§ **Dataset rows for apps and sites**

-------------------------

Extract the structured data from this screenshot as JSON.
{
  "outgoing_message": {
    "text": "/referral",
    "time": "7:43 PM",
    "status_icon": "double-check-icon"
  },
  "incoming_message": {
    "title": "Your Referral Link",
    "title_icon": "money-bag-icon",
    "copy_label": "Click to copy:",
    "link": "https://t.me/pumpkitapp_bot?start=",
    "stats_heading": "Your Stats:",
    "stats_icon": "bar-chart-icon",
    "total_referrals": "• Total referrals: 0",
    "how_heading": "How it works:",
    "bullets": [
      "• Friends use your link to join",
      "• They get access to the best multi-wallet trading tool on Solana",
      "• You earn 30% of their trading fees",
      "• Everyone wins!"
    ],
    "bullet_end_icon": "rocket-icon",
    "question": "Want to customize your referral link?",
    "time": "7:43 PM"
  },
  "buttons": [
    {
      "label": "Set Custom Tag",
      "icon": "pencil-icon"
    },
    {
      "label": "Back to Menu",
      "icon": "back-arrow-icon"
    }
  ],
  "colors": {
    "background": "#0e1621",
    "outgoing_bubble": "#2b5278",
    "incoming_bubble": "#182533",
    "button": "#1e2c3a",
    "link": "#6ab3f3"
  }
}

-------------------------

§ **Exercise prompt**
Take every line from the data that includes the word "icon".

§ **Result of the exercise**
    "status_icon": "double-check-icon"
    "title_icon": "money-bag-icon",
    "stats_icon": "bar-chart-icon",
    "bullet_end_icon": "rocket-icon",
      "icon": "pencil-icon"
      "icon": "back-arrow-icon"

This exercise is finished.